(Component data from apps and pages)
------

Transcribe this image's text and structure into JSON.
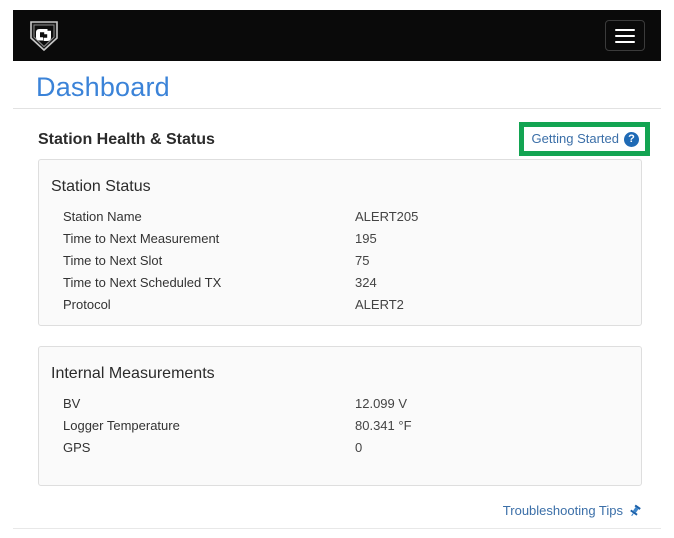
{
  "navbar": {
    "logo_name": "campbell-scientific-shield-logo",
    "menu_button_label": "",
    "menu_icon": "hamburger-menu-icon"
  },
  "page": {
    "title": "Dashboard"
  },
  "section": {
    "title": "Station Health & Status",
    "getting_started_label": "Getting Started",
    "help_icon_glyph": "?",
    "highlight_color": "#13a452"
  },
  "panels": [
    {
      "title": "Station Status",
      "rows": [
        {
          "label": "Station Name",
          "value": "ALERT205"
        },
        {
          "label": "Time to Next Measurement",
          "value": "195"
        },
        {
          "label": "Time to Next Slot",
          "value": "75"
        },
        {
          "label": "Time to Next Scheduled TX",
          "value": "324"
        },
        {
          "label": "Protocol",
          "value": "ALERT2"
        }
      ]
    },
    {
      "title": "Internal Measurements",
      "rows": [
        {
          "label": "BV",
          "value": "12.099 V"
        },
        {
          "label": "Logger Temperature",
          "value": "80.341 °F"
        },
        {
          "label": "GPS",
          "value": "0"
        }
      ]
    }
  ],
  "footer": {
    "troubleshooting_label": "Troubleshooting Tips",
    "pin_icon": "pushpin-icon"
  },
  "colors": {
    "navbar_bg": "#0a0a0a",
    "title_blue": "#3b83d8",
    "link_blue": "#3b6fa8",
    "panel_bg": "#fafafa",
    "panel_border": "#dedede",
    "highlight_green": "#13a452"
  }
}
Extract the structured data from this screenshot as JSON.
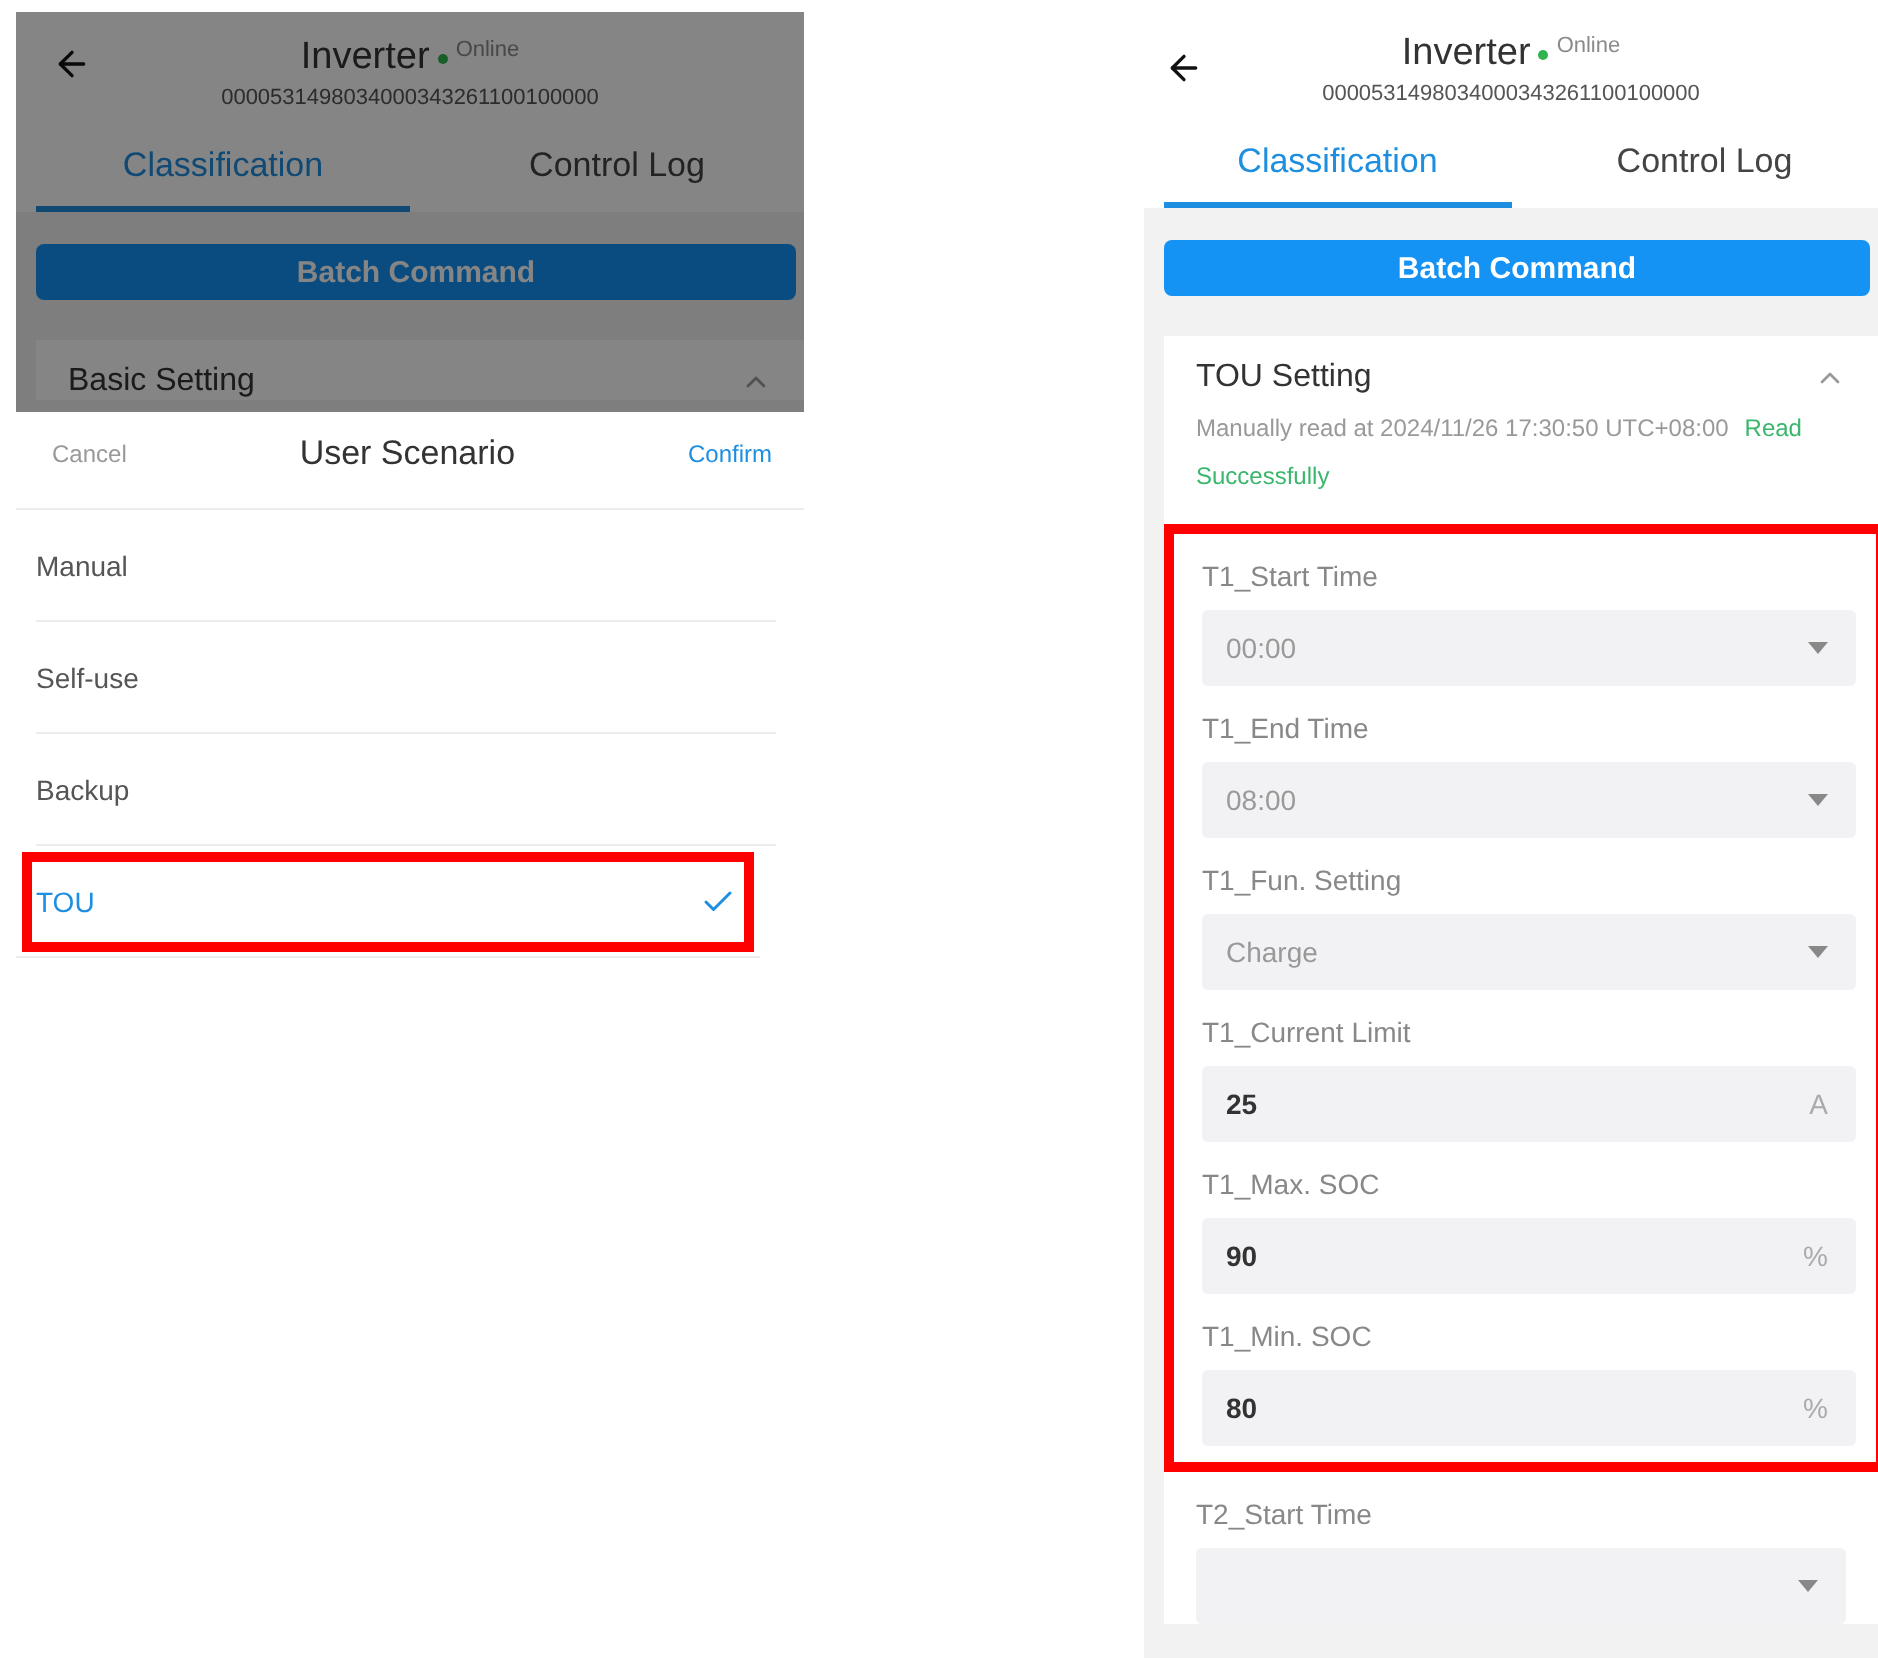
{
  "left_screen": {
    "header": {
      "title": "Inverter",
      "status": "Online",
      "serial": "0000531498034000343261100100000"
    },
    "tabs": [
      {
        "label": "Classification",
        "selected": true
      },
      {
        "label": "Control Log",
        "selected": false
      }
    ],
    "batch_button": "Batch Command",
    "section": {
      "title": "Basic Setting",
      "expanded": true
    },
    "sheet": {
      "open": true,
      "cancel": "Cancel",
      "title": "User Scenario",
      "confirm": "Confirm",
      "options": [
        {
          "label": "Manual",
          "selected": false,
          "highlighted": false
        },
        {
          "label": "Self-use",
          "selected": false,
          "highlighted": false
        },
        {
          "label": "Backup",
          "selected": false,
          "highlighted": false
        },
        {
          "label": "TOU",
          "selected": true,
          "highlighted": true
        }
      ]
    }
  },
  "right_screen": {
    "header": {
      "title": "Inverter",
      "status": "Online",
      "serial": "0000531498034000343261100100000"
    },
    "tabs": [
      {
        "label": "Classification",
        "selected": true
      },
      {
        "label": "Control Log",
        "selected": false
      }
    ],
    "batch_button": "Batch Command",
    "section": {
      "title": "TOU Setting",
      "expanded": true,
      "read_note": "Manually read at 2024/11/26 17:30:50 UTC+08:00",
      "read_status": "Read Successfully",
      "fields_highlighted": true,
      "fields": [
        {
          "label": "T1_Start Time",
          "kind": "select",
          "value": "00:00"
        },
        {
          "label": "T1_End Time",
          "kind": "select",
          "value": "08:00"
        },
        {
          "label": "T1_Fun. Setting",
          "kind": "select",
          "value": "Charge"
        },
        {
          "label": "T1_Current Limit",
          "kind": "number",
          "value": "25",
          "unit": "A"
        },
        {
          "label": "T1_Max. SOC",
          "kind": "number",
          "value": "90",
          "unit": "%"
        },
        {
          "label": "T1_Min. SOC",
          "kind": "number",
          "value": "80",
          "unit": "%"
        }
      ],
      "next_fields": [
        {
          "label": "T2_Start Time",
          "kind": "select"
        }
      ]
    }
  }
}
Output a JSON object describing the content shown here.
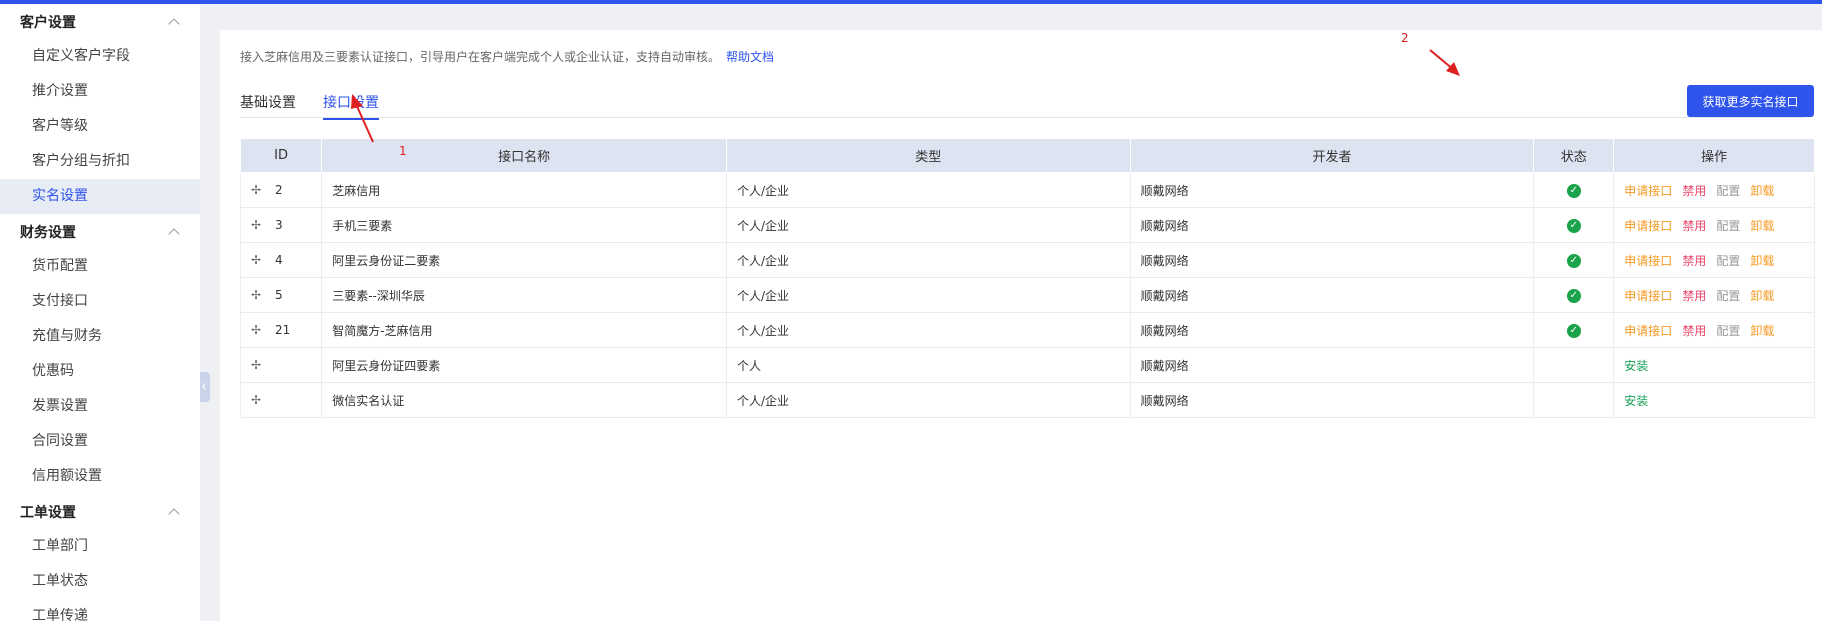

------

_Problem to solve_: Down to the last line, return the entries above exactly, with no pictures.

_Solution to the exercise_:
Transcribe this image's text and structure into JSON.
{
  "navbar": {
    "logo_name": "campbell-scientific-shield-logo",
    "menu_button_label": "",
    "menu_icon": "hamburger-menu-icon"
  },
  "page": {
    "title": "Dashboard"
  },
  "section": {
    "title": "Station Health & Status",
    "getting_started_label": "Getting Started",
    "help_icon_glyph": "?",
    "highlight_color": "#13a452"
  },
  "panels": [
    {
      "title": "Station Status",
      "rows": [
        {
          "label": "Station Name",
          "value": "ALERT205"
        },
        {
          "label": "Time to Next Measurement",
          "value": "195"
        },
        {
          "label": "Time to Next Slot",
          "value": "75"
        },
        {
          "label": "Time to Next Scheduled TX",
          "value": "324"
        },
        {
          "label": "Protocol",
          "value": "ALERT2"
        }
      ]
    },
    {
      "title": "Internal Measurements",
      "rows": [
        {
          "label": "BV",
          "value": "12.099 V"
        },
        {
          "label": "Logger Temperature",
          "value": "80.341 °F"
        },
        {
          "label": "GPS",
          "value": "0"
        }
      ]
    }
  ],
  "footer": {
    "troubleshooting_label": "Troubleshooting Tips",
    "pin_icon": "pushpin-icon"
  },
  "colors": {
    "navbar_bg": "#0a0a0a",
    "title_blue": "#3b83d8",
    "link_blue": "#3b6fa8",
    "panel_bg": "#fafafa",
    "panel_border": "#dedede",
    "highlight_green": "#13a452"
  }
}
Extract the structured data from this screenshot as JSON.
{
  "left_screen": {
    "header": {
      "title": "Inverter",
      "status": "Online",
      "serial": "0000531498034000343261100100000"
    },
    "tabs": [
      {
        "label": "Classification",
        "selected": true
      },
      {
        "label": "Control Log",
        "selected": false
      }
    ],
    "batch_button": "Batch Command",
    "section": {
      "title": "Basic Setting",
      "expanded": true
    },
    "sheet": {
      "open": true,
      "cancel": "Cancel",
      "title": "User Scenario",
      "confirm": "Confirm",
      "options": [
        {
          "label": "Manual",
          "selected": false,
          "highlighted": false
        },
        {
          "label": "Self-use",
          "selected": false,
          "highlighted": false
        },
        {
          "label": "Backup",
          "selected": false,
          "highlighted": false
        },
        {
          "label": "TOU",
          "selected": true,
          "highlighted": true
        }
      ]
    }
  },
  "right_screen": {
    "header": {
      "title": "Inverter",
      "status": "Online",
      "serial": "0000531498034000343261100100000"
    },
    "tabs": [
      {
        "label": "Classification",
        "selected": true
      },
      {
        "label": "Control Log",
        "selected": false
      }
    ],
    "batch_button": "Batch Command",
    "section": {
      "title": "TOU Setting",
      "expanded": true,
      "read_note": "Manually read at 2024/11/26 17:30:50 UTC+08:00",
      "read_status": "Read Successfully",
      "fields_highlighted": true,
      "fields": [
        {
          "label": "T1_Start Time",
          "kind": "select",
          "value": "00:00"
        },
        {
          "label": "T1_End Time",
          "kind": "select",
          "value": "08:00"
        },
        {
          "label": "T1_Fun. Setting",
          "kind": "select",
          "value": "Charge"
        },
        {
          "label": "T1_Current Limit",
          "kind": "number",
          "value": "25",
          "unit": "A"
        },
        {
          "label": "T1_Max. SOC",
          "kind": "number",
          "value": "90",
          "unit": "%"
        },
        {
          "label": "T1_Min. SOC",
          "kind": "number",
          "value": "80",
          "unit": "%"
        }
      ],
      "next_fields": [
        {
          "label": "T2_Start Time",
          "kind": "select"
        }
      ]
    }
  }
}
Output a JSON object describing the content shown here.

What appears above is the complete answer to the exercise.